» Required work: Images are to be excluded, and the rest of the data repeated exactly.

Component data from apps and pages
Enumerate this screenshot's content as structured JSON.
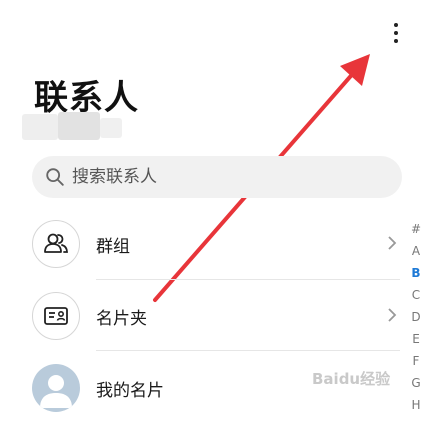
{
  "header": {
    "title": "联系人",
    "more_icon": "more-vertical-icon"
  },
  "search": {
    "placeholder": "搜索联系人",
    "value": ""
  },
  "entries": [
    {
      "label": "群组",
      "icon": "group-icon"
    },
    {
      "label": "名片夹",
      "icon": "business-card-icon"
    },
    {
      "label": "我的名片",
      "icon": "user-avatar"
    }
  ],
  "index": [
    "#",
    "A",
    "B",
    "C",
    "D",
    "E",
    "F",
    "G",
    "H"
  ],
  "index_active": "B",
  "watermark": "Baidu经验",
  "colors": {
    "accent": "#1e7ad6",
    "arrow": "#e8353a"
  }
}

» Solution below:
Enumerate this screenshot's content as structured JSON.
{
  "header": {
    "title": "联系人",
    "more_icon": "more-vertical-icon"
  },
  "search": {
    "placeholder": "搜索联系人",
    "value": ""
  },
  "entries": [
    {
      "label": "群组",
      "icon": "group-icon"
    },
    {
      "label": "名片夹",
      "icon": "business-card-icon"
    },
    {
      "label": "我的名片",
      "icon": "user-avatar"
    }
  ],
  "index": [
    "#",
    "A",
    "B",
    "C",
    "D",
    "E",
    "F",
    "G",
    "H"
  ],
  "index_active": "B",
  "watermark": "Baidu经验",
  "colors": {
    "accent": "#1e7ad6",
    "arrow": "#e8353a"
  }
}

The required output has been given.